■ **Task directions**
The answer is the number of lines in the data that contain the word "duration"; give it alone.

■ **Data under study**
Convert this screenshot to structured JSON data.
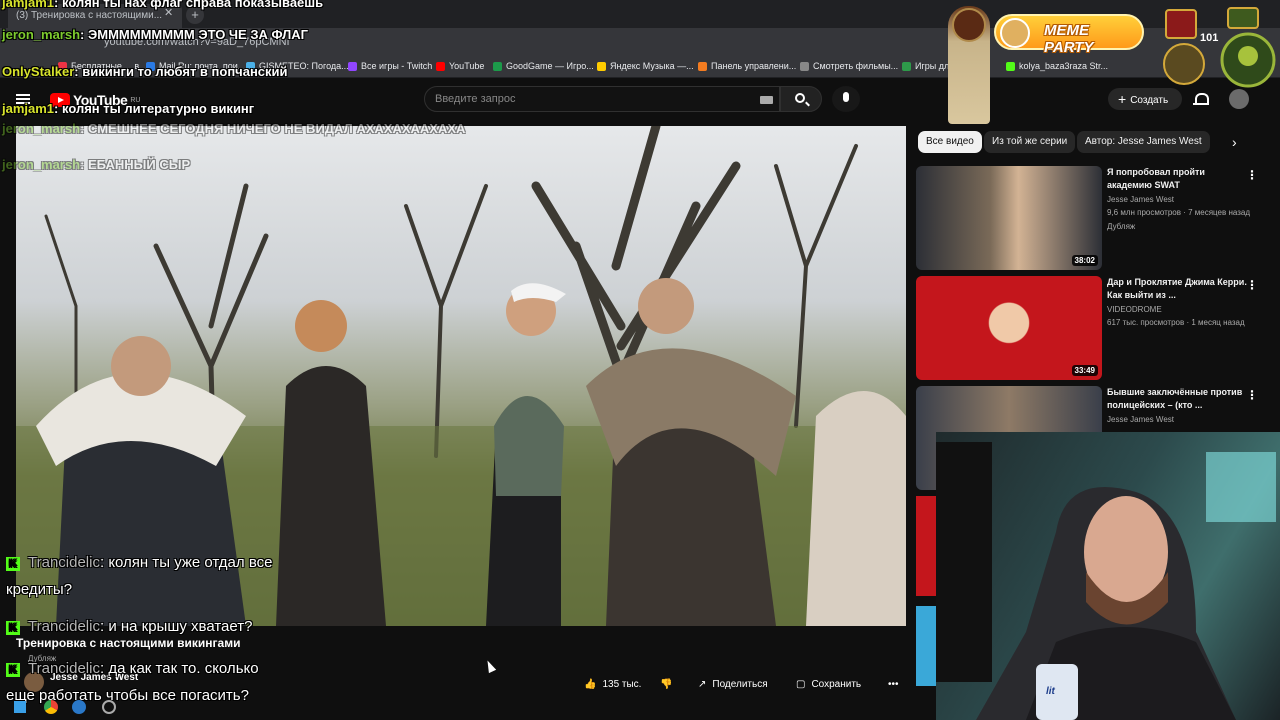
{
  "browser": {
    "tab_title": "(3) Тренировка с настоящими...",
    "url": "youtube.com/watch?v=9aD_76pCMNI",
    "bookmarks": [
      {
        "label": "Бесплатные ... в..."
      },
      {
        "label": "Mail.Ru: почта, пои..."
      },
      {
        "label": "GISMETEO: Погода..."
      },
      {
        "label": "Все игры - Twitch"
      },
      {
        "label": "YouTube"
      },
      {
        "label": "GoodGame — Игро..."
      },
      {
        "label": "Яндекс Музыка —..."
      },
      {
        "label": "Панель управлени..."
      },
      {
        "label": "Смотреть фильмы..."
      },
      {
        "label": "Игры для..."
      },
      {
        "label": "kolya_baza3raza Str..."
      }
    ]
  },
  "youtube": {
    "logo": "YouTube",
    "logo_region": "RU",
    "search_placeholder": "Введите запрос",
    "create_label": "Создать"
  },
  "video": {
    "title": "Тренировка с настоящими викингами",
    "dub_label": "Дубляж",
    "channel": "Jesse James West",
    "likes": "135 тыс.",
    "share": "Поделиться",
    "save": "Сохранить"
  },
  "chips": [
    "Все видео",
    "Из той же серии",
    "Автор: Jesse James West"
  ],
  "recommendations": [
    {
      "title": "Я попробовал пройти академию SWAT",
      "channel": "Jesse James West",
      "meta": "9,6 млн просмотров · 7 месяцев назад",
      "badge": "Дубляж",
      "duration": "38:02"
    },
    {
      "title": "Дар и Проклятие Джима Керри. Как выйти из ...",
      "channel": "VIDEODROME",
      "meta": "617 тыс. просмотров · 1 месяц назад",
      "badge": "",
      "duration": "33:49"
    },
    {
      "title": "Бывшие заключённые против полицейских – (кто ...",
      "channel": "Jesse James West",
      "meta": "",
      "badge": "",
      "duration": ""
    }
  ],
  "chat_top": [
    {
      "user": "jamjam1",
      "text": "колян ты нах флаг справа показываешь",
      "user_color": "#d8e42d"
    },
    {
      "user": "jeron_marsh",
      "text": "ЭМММММММММ ЭТО ЧЕ ЗА ФЛАГ",
      "user_color": "#7ecb2f"
    },
    {
      "user": "OnlyStalker",
      "text": "викинги то любят в попчанский",
      "user_color": "#d8e42d"
    },
    {
      "user": "jamjam1",
      "text": "колян ты литературно викинг",
      "user_color": "#d8e42d"
    },
    {
      "user": "jeron_marsh",
      "text": "СМЕШНЕЕ СЕГОДНЯ НИЧЕГО НЕ ВИДАЛ АХАХАХААХАХА",
      "user_color": "#7ecb2f"
    },
    {
      "user": "jeron_marsh",
      "text": "ЕБАННЫЙ СЫР",
      "user_color": "#7ecb2f"
    }
  ],
  "chat_bottom": [
    {
      "user": "Trancidelic",
      "text": "колян ты уже отдал все",
      "cont": "кредиты?"
    },
    {
      "user": "Trancidelic",
      "text": "и на крышу хватает?",
      "cont": ""
    },
    {
      "user": "Trancidelic",
      "text": "да как так то. сколько",
      "cont": "еще работать чтобы все погасить?"
    }
  ],
  "overlay": {
    "meme_banner": "MEME PARTY",
    "rank_number": "101"
  },
  "colors": {
    "yt_red": "#ff0000",
    "kick_green": "#53fc18",
    "meme_orange": "#ff9a1a"
  }
}
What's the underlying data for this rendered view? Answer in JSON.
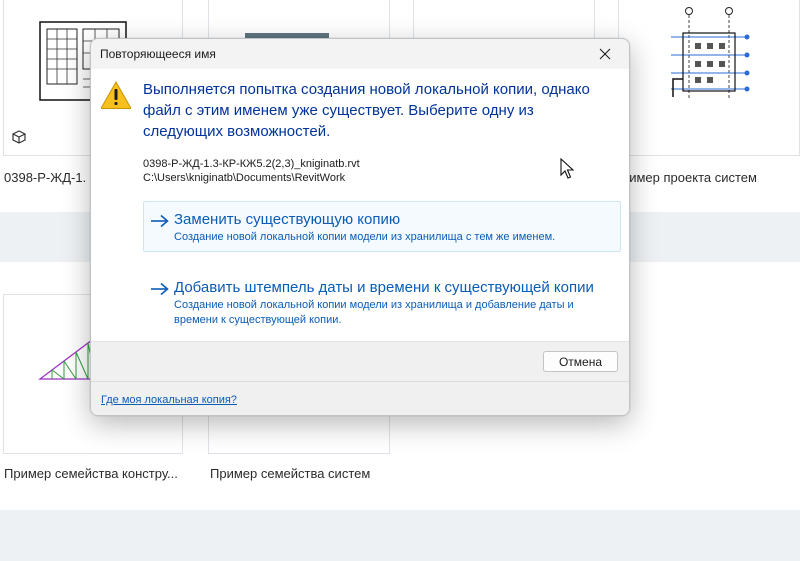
{
  "background": {
    "tiles_row1": [
      {
        "label": "0398-Р-ЖД-1."
      },
      {
        "label": ""
      },
      {
        "label": ""
      },
      {
        "label": "ример проекта систем"
      }
    ],
    "tiles_row2": [
      {
        "label": "Пример семейства констру..."
      },
      {
        "label": "Пример семейства систем"
      }
    ]
  },
  "dialog": {
    "title": "Повторяющееся имя",
    "close_icon": "close-icon",
    "warning_icon": "warning-icon",
    "main_instruction": "Выполняется попытка создания новой локальной копии, однако файл с этим именем уже существует. Выберите одну из следующих возможностей.",
    "file_name": "0398-Р-ЖД-1.3-КР-КЖ5.2(2,3)_kniginatb.rvt",
    "file_path": "C:\\Users\\kniginatb\\Documents\\RevitWork",
    "commands": [
      {
        "title": "Заменить существующую копию",
        "description": "Создание новой локальной копии модели из хранилища с тем же именем."
      },
      {
        "title": "Добавить штемпель даты и времени к существующей копии",
        "description": "Создание новой локальной копии модели из хранилища и добавление даты и времени к существующей копии."
      }
    ],
    "cancel_label": "Отмена",
    "footer_link": "Где моя локальная копия?",
    "accent_color": "#0a5cb6",
    "instruction_color": "#003399"
  }
}
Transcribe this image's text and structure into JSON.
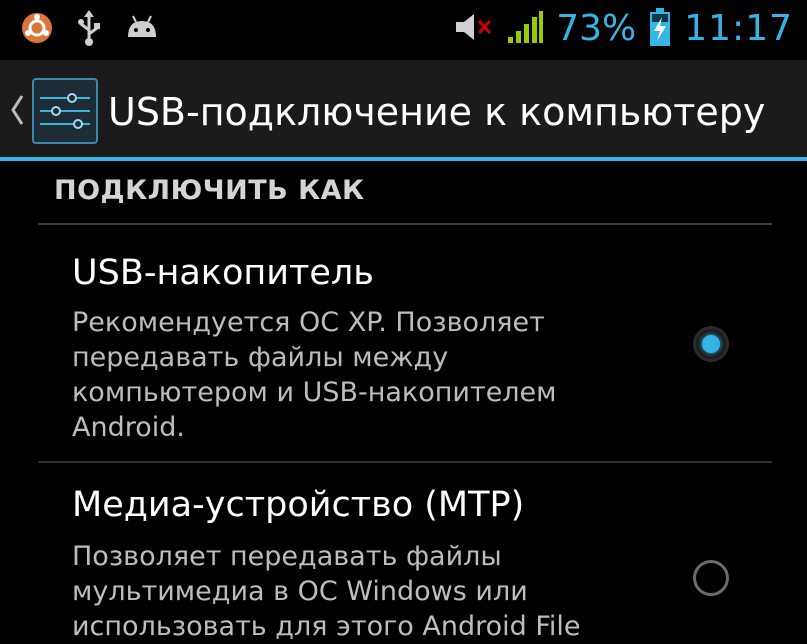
{
  "status_bar": {
    "battery_percent": "73%",
    "time": "11:17",
    "icons": [
      "ubuntu-icon",
      "usb-icon",
      "android-icon",
      "mute-icon",
      "signal-icon",
      "battery-charging-icon"
    ]
  },
  "action_bar": {
    "title": "USB-подключение к компьютеру"
  },
  "section": {
    "header": "ПОДКЛЮЧИТЬ КАК"
  },
  "options": [
    {
      "title": "USB-накопитель",
      "summary": "Рекомендуется ОС XP. Позволяет передавать файлы между компьютером и USB-накопителем Android.",
      "selected": true
    },
    {
      "title": "Медиа-устройство (MTP)",
      "summary": "Позволяет передавать файлы мультимедиа в ОС Windows или использовать для этого Android File",
      "selected": false
    }
  ],
  "colors": {
    "accent": "#33b5e5",
    "background": "#000000",
    "signal": "#99cc00",
    "mute": "#cc0000"
  }
}
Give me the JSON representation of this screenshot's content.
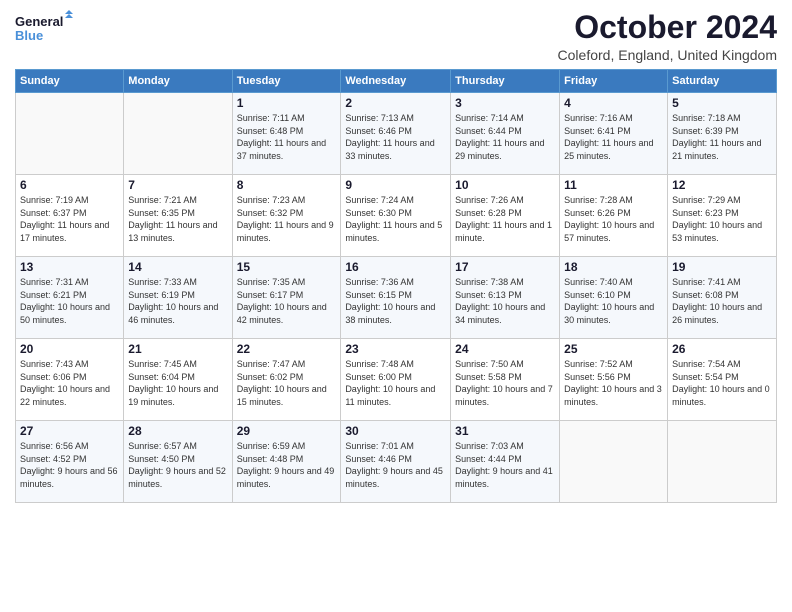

■ **Output for this exercise**
3